My lips and tongue started tingling, and I was awash in a wave of dizziness, which usually means my sugar is moving up out of a low. Checked my sugar against the finger-stick meter again, and it was up to 65. We’re only going up from there with the ridiculous amount of carbs I had just eaten, so I took a few units of insulin in a square wave bolus over the next hour in the hopes of staving off the bouncing high I was going to get after this binge.

With the chills now, I head back to bed, but have to change clothes because my PJs were literally wet with sweat. Gross. Woke up that morning in the 200s again. Sigh. I freaking knew it!!

Dawn Phenomenon, Site Change, and Breakfast Spike, Oh My ???

Wow, talking about a trifecta of ugliness that causes a bad blood sugar day…..this particular morning, it was a combination of:

  1. Dawn Phenomenon – no matter what the linked Wikipedia article says, I *do* have to change my insulin intake to manage the spike in sugars that happens in early morning. Over the years, my endo and I have tweaked my morning basal rates to account for it in some part.  And I *do* eat a small snack before bed that has about 10g-15g of carbs and some protein and fiber in it so that my stomach isn’t so absolutely empty by the morning that the dawn phenomenon cranks up my sugar to exponential heights. For me, if I don’t eat breakfast by around 8am, my sugar just starts climbing and climbing no matter what I’m doing or how much insulin I take. Thank you, Mr. Liver for that input of yours. Sigh. This particular morning, I was so busy doing other things, it was close to 9am before I could eat.

    An infusion set, showing the insertion needle.

    An infusion set, showing the insertion needle. (Photo credit: Wikipedia)

  2. Infusion set site change – My pump ran out of insulin at 7am, so I had to put more liquid life into my pump (in the form of Novolog) and change out the infusion set. It never fails – no matter if it’s a new or old bottle of insulin,
    no matter if I’m putting the site on my stomach, my hip, etc, it seems to take a few hours for the insulin from a new site to really start absorbing and working. I sometimes supplement with shots, but that brings on it’s own level of danger since who knows when the pump insulin will start absorbing.
  3. Post-Breakfast blood sugar spike – I have fought this battle for many years, and Metformin has helped immensely with this, but with the dawn phenomenon and infusion set change already hard at work at wrecking my sugar, it was inevitable that breakfast would send me over the edge. (I took the picture of my Dexcom at 9:17am right after breakfast, and then it got all confused at the rapid rise and gave me the ???, but trust me, it stayed up in the 200s for several hours of the morning.)

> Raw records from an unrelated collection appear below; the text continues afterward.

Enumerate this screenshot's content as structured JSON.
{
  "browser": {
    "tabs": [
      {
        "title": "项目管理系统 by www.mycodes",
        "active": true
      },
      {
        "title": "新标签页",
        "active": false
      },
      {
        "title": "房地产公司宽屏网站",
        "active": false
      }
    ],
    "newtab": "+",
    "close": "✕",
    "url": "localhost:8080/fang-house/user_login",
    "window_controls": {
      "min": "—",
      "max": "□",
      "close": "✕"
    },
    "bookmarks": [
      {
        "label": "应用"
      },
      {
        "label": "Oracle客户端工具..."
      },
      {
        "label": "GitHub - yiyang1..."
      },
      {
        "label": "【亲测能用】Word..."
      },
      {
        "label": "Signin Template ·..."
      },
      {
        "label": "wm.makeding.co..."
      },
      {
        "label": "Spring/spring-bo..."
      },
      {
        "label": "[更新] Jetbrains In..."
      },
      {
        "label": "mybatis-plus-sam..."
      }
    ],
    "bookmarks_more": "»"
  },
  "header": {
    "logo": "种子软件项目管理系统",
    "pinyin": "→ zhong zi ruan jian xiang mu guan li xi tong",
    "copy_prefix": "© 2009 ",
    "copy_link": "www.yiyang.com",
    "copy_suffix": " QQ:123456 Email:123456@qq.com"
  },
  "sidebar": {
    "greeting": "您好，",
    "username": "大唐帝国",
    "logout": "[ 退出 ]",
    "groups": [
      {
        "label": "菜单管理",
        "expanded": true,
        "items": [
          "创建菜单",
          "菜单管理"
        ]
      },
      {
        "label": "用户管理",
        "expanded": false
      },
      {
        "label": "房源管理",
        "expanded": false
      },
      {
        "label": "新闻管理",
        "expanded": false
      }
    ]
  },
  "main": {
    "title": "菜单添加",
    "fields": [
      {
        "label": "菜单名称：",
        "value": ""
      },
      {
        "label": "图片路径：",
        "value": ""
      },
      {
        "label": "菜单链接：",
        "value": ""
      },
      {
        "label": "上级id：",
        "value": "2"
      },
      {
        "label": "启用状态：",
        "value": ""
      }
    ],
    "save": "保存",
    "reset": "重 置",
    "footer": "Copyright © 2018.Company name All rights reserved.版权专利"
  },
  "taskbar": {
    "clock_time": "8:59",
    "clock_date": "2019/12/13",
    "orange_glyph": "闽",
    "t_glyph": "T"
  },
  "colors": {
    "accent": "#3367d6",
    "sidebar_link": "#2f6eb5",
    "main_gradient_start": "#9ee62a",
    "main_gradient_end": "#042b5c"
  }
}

The good news? By lunch time, the new infusion site had settled in and started working, and my sugars only mildly tanked because I had so much insulin on board from taking a couple of shots in an attempt to avoid the 300s. The rest of the day was thankfully uneventful, sugar-wise. Note to self: in the future, try to think ahead and change out the infusion set at ANY other time than the morning. Of course, we always have the best intentions that don’t always pan out…thinking of and remembering to do every-single-thing-every-day-to-counter-bad-blood-sugars? Good luck!